TF! Editorial Comment: The activist role of some church leaders has often rattled politicians and even business leaders who never fail to bring out the bogeyman of the separation of church and state. Cardinal Sin was perhaps emblematic of the activist "man of the cloth" who speaks from the cultural sphere in engaging governance processes in defense of democracy and social justice. In the article below, Cardinal Jaime Sin is acknowledged for his wide-ranging impacts on Philippine development and democracy -- impacts which radiated to other countries in the region. But with his recent passing, the question is raised as to how pro-democracy forces will fare in the absence of his formidable voice and charismatic presence.
Posted on June 25, 2005 - 12:00pm :: ISD-Societal Change | ISD-World Affairs | Culture
Yasmin Sooka
20 June 2005 | Mail and Guardian, South Africa

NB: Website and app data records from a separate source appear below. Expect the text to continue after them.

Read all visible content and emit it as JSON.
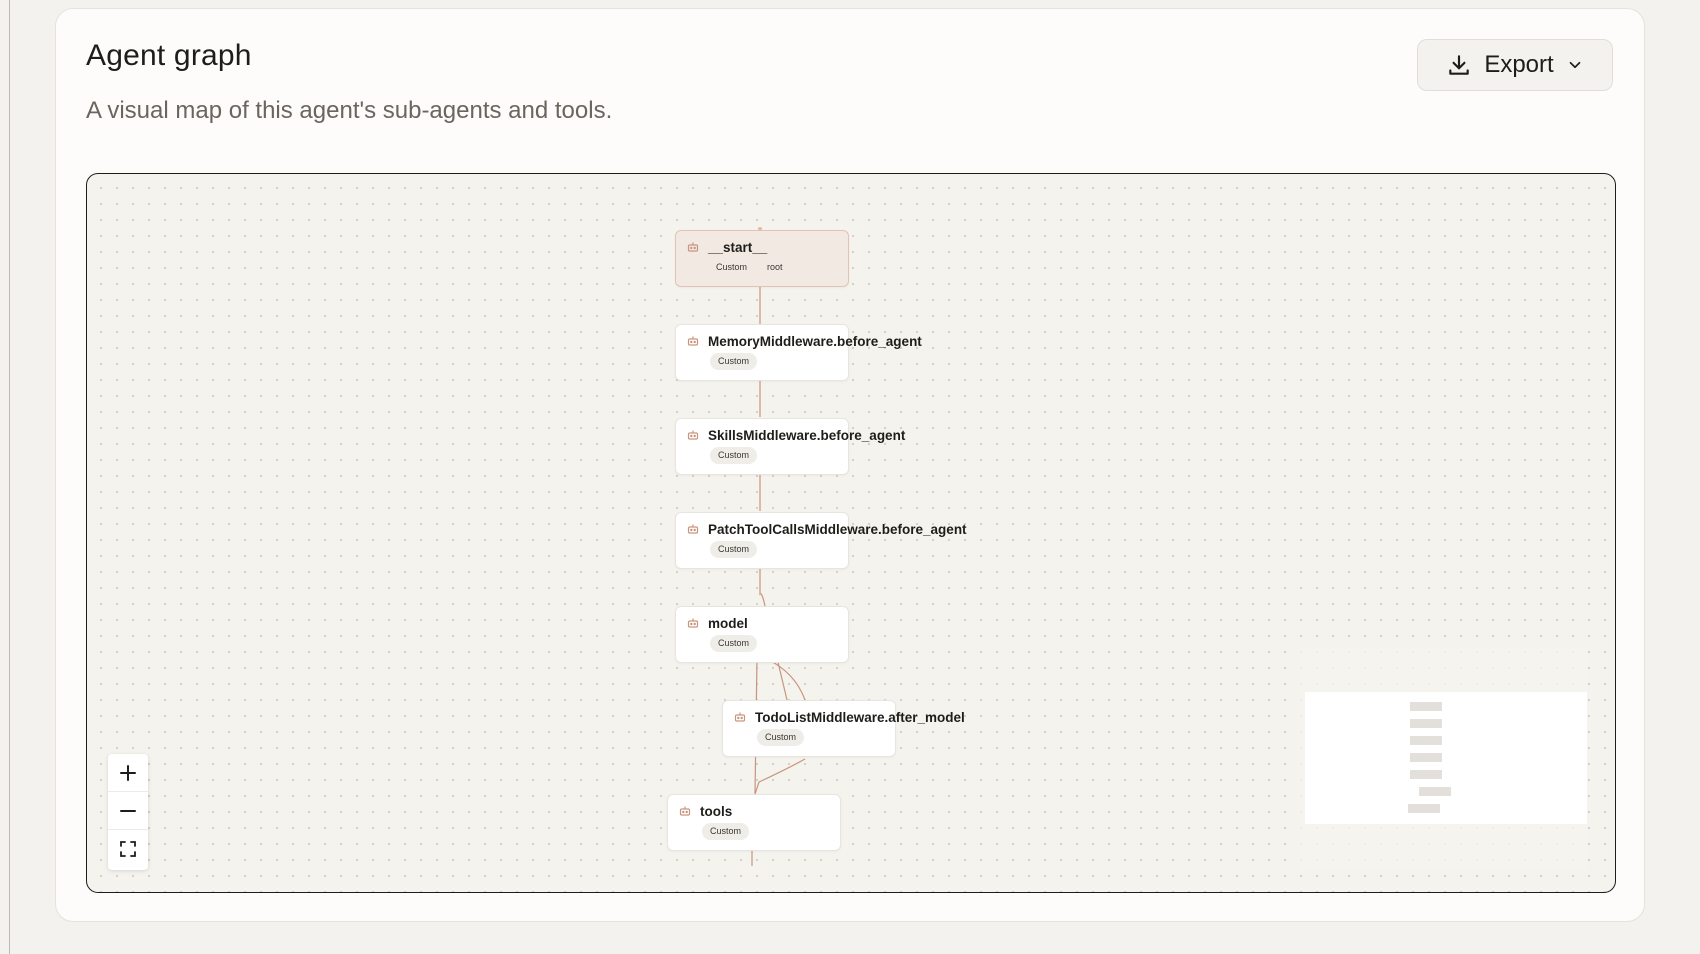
{
  "card": {
    "title": "Agent graph",
    "subtitle": "A visual map of this agent's sub-agents and tools."
  },
  "export_button": {
    "label": "Export",
    "icon": "download-icon",
    "dropdown_icon": "chevron-down-icon"
  },
  "graph": {
    "edge_color": "#c9947e",
    "nodes": [
      {
        "id": "start",
        "title": "__start__",
        "badge": "Custom",
        "badge2": "root",
        "icon": "agent-icon"
      },
      {
        "id": "memory",
        "title": "MemoryMiddleware.before_agent",
        "badge": "Custom",
        "icon": "agent-icon"
      },
      {
        "id": "skills",
        "title": "SkillsMiddleware.before_agent",
        "badge": "Custom",
        "icon": "agent-icon"
      },
      {
        "id": "patch",
        "title": "PatchToolCallsMiddleware.before_agent",
        "badge": "Custom",
        "icon": "agent-icon"
      },
      {
        "id": "model",
        "title": "model",
        "badge": "Custom",
        "icon": "agent-icon"
      },
      {
        "id": "todo",
        "title": "TodoListMiddleware.after_model",
        "badge": "Custom",
        "icon": "agent-icon"
      },
      {
        "id": "tools",
        "title": "tools",
        "badge": "Custom",
        "icon": "agent-icon"
      }
    ]
  },
  "controls": {
    "zoom_in_icon": "plus-icon",
    "zoom_out_icon": "minus-icon",
    "fit_view_icon": "fullscreen-icon"
  }
}
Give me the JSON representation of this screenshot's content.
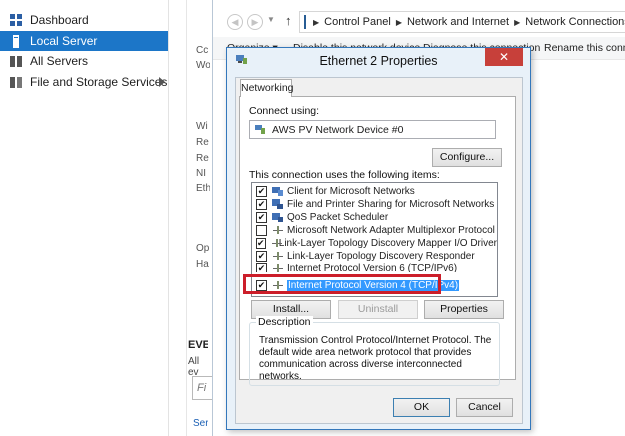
{
  "sidebar": {
    "items": [
      {
        "label": "Dashboard",
        "selected": false
      },
      {
        "label": "Local Server",
        "selected": true
      },
      {
        "label": "All Servers",
        "selected": false
      },
      {
        "label": "File and Storage Services",
        "selected": false,
        "has_submenu": true
      }
    ]
  },
  "background": {
    "fragments": [
      "Cc",
      "Wo",
      "Wi",
      "Re",
      "Re",
      "NI",
      "Eth",
      "Op",
      "Ha"
    ],
    "events_title": "EVE",
    "events_sub": "All ev",
    "filter_placeholder": "Fi",
    "link": "Ser"
  },
  "explorer": {
    "breadcrumb": [
      "Control Panel",
      "Network and Internet",
      "Network Connections"
    ],
    "toolbar": [
      "Organize ▾",
      "Disable this network device",
      "Diagnose this connection",
      "Rename this connect"
    ]
  },
  "dialog": {
    "title": "Ethernet 2 Properties",
    "close_label": "✕",
    "tab": "Networking",
    "connect_using_label": "Connect using:",
    "device": "AWS PV Network Device #0",
    "configure_button": "Configure...",
    "items_label": "This connection uses the following items:",
    "items": [
      {
        "label": "Client for Microsoft Networks",
        "checked": true,
        "icon": "client-icon"
      },
      {
        "label": "File and Printer Sharing for Microsoft Networks",
        "checked": true,
        "icon": "file-printer-icon"
      },
      {
        "label": "QoS Packet Scheduler",
        "checked": true,
        "icon": "qos-icon"
      },
      {
        "label": "Microsoft Network Adapter Multiplexor Protocol",
        "checked": false,
        "icon": "protocol-icon"
      },
      {
        "label": "Link-Layer Topology Discovery Mapper I/O Driver",
        "checked": true,
        "icon": "protocol-icon"
      },
      {
        "label": "Link-Layer Topology Discovery Responder",
        "checked": true,
        "icon": "protocol-icon"
      },
      {
        "label": "Internet Protocol Version 6 (TCP/IPv6)",
        "checked": true,
        "icon": "protocol-icon"
      },
      {
        "label": "Internet Protocol Version 4 (TCP/IPv4)",
        "checked": true,
        "icon": "protocol-icon",
        "selected": true
      }
    ],
    "install_button": "Install...",
    "uninstall_button": "Uninstall",
    "properties_button": "Properties",
    "description_legend": "Description",
    "description": "Transmission Control Protocol/Internet Protocol. The default wide area network protocol that provides communication across diverse interconnected networks.",
    "ok_button": "OK",
    "cancel_button": "Cancel"
  },
  "colors": {
    "selection_blue": "#1c76c8",
    "highlight": "#3399ff",
    "annotation_red": "#cc1e2a",
    "close_red": "#c7403a"
  }
}
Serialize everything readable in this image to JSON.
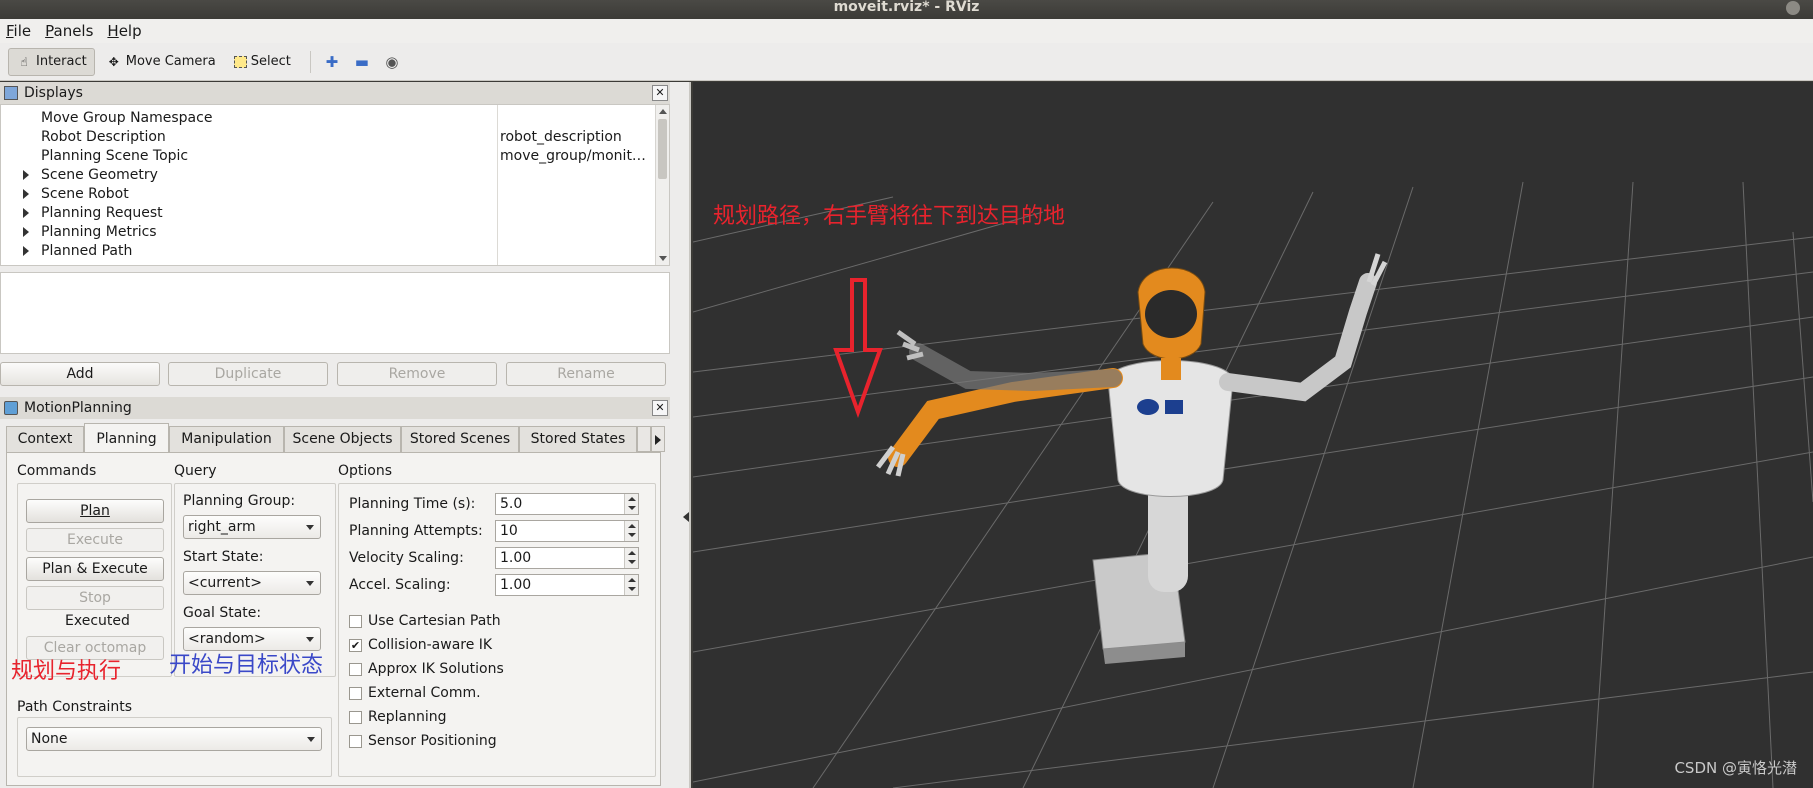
{
  "window": {
    "title": "moveit.rviz* - RViz"
  },
  "menu": {
    "items": [
      "File",
      "Panels",
      "Help"
    ]
  },
  "toolbar": {
    "interact": "Interact",
    "move_camera": "Move Camera",
    "select": "Select"
  },
  "displays": {
    "title": "Displays",
    "rows": [
      {
        "name": "Move Group Namespace",
        "value": "",
        "expandable": false
      },
      {
        "name": "Robot Description",
        "value": "robot_description",
        "expandable": false
      },
      {
        "name": "Planning Scene Topic",
        "value": "move_group/monit…",
        "expandable": false
      },
      {
        "name": "Scene Geometry",
        "value": "",
        "expandable": true
      },
      {
        "name": "Scene Robot",
        "value": "",
        "expandable": true
      },
      {
        "name": "Planning Request",
        "value": "",
        "expandable": true
      },
      {
        "name": "Planning Metrics",
        "value": "",
        "expandable": true
      },
      {
        "name": "Planned Path",
        "value": "",
        "expandable": true
      }
    ],
    "buttons": {
      "add": "Add",
      "duplicate": "Duplicate",
      "remove": "Remove",
      "rename": "Rename"
    }
  },
  "motion_planning": {
    "title": "MotionPlanning",
    "tabs": [
      "Context",
      "Planning",
      "Manipulation",
      "Scene Objects",
      "Stored Scenes",
      "Stored States"
    ],
    "active_tab": "Planning",
    "commands": {
      "label": "Commands",
      "plan": "Plan",
      "execute": "Execute",
      "plan_execute": "Plan & Execute",
      "stop": "Stop",
      "status": "Executed",
      "clear_octomap": "Clear octomap"
    },
    "query": {
      "label": "Query",
      "planning_group_label": "Planning Group:",
      "planning_group_value": "right_arm",
      "start_state_label": "Start State:",
      "start_state_value": "<current>",
      "goal_state_label": "Goal State:",
      "goal_state_value": "<random>"
    },
    "options": {
      "label": "Options",
      "planning_time_label": "Planning Time (s):",
      "planning_time": "5.0",
      "planning_attempts_label": "Planning Attempts:",
      "planning_attempts": "10",
      "velocity_scaling_label": "Velocity Scaling:",
      "velocity_scaling": "1.00",
      "accel_scaling_label": "Accel. Scaling:",
      "accel_scaling": "1.00",
      "checks": [
        {
          "label": "Use Cartesian Path",
          "checked": false
        },
        {
          "label": "Collision-aware IK",
          "checked": true
        },
        {
          "label": "Approx IK Solutions",
          "checked": false
        },
        {
          "label": "External Comm.",
          "checked": false
        },
        {
          "label": "Replanning",
          "checked": false
        },
        {
          "label": "Sensor Positioning",
          "checked": false
        }
      ]
    },
    "path_constraints": {
      "label": "Path Constraints",
      "value": "None"
    }
  },
  "annotations": {
    "plan_execute": "规划与执行",
    "start_goal": "开始与目标状态",
    "view_note": "规划路径，右手臂将往下到达目的地"
  },
  "watermark": "CSDN @寅恪光潜",
  "colors": {
    "annotation_red": "#e8232d",
    "annotation_blue": "#3a48c8",
    "robot_orange": "#e38a1e",
    "viewport_bg": "#303030"
  }
}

TF! Editorial Comment: Globally, civil society is increasingly recognized as a third social force alongside business and government, but the pace of development in different countries has been uneven and a lack of clarity still exists in regard to the cultural nature of civil society, its role and the sources of its legitimacy and how it should be financed. In the article below, familiar challenges in the evolution of civil society are discussed in the South African context where confusion over, for instance, representation and legitimacy and the relationship to the State continue to hinder the development of a sustainable society--one in which the healthy functioning of civil society, state and market are enabled.
Posted on June 25, 2005 - 11:57am :: ISD-World Affairs | Society
by Robert F. Kennedy Jr.
June 16, 2005 |

TF! Editorial Comment: Regulatory agencies like the U.S. Food and Drug Administration sit at the intersection of government and business and are tasked with protecting the public against abusive practices and products among others. But with billions of dollars at stake in the pharmaceutical industry alone, watchdog functions isolated in government structures are increasingly susceptible to manipulation and corruption. In the article below, Kennedy exposes the findings that a mercury-based preservative used in childhood vaccines may be responsible for increasing rates of autism and in the process reveals a shocking web of conflict of interest, cover-up, manipulation of science and failure of regulatory mechanisms.
Posted on June 25, 2005 - 10:49am :: ISD-World Affairs | Economics
Raúl Pierri
Jun 17, 2005 | Inter Press Service

TF! Editorial Comment: All around the world an increasing number of women micro-entrepreneurs are being recognized for their creativity and commitment. But many remain isolated and disconnected from information and resources. In the article below, rural women entrepreneurs in Latin America are benefiting from efforts like the WINNER Project to facilitate the sharing of ideas and the building of linkages.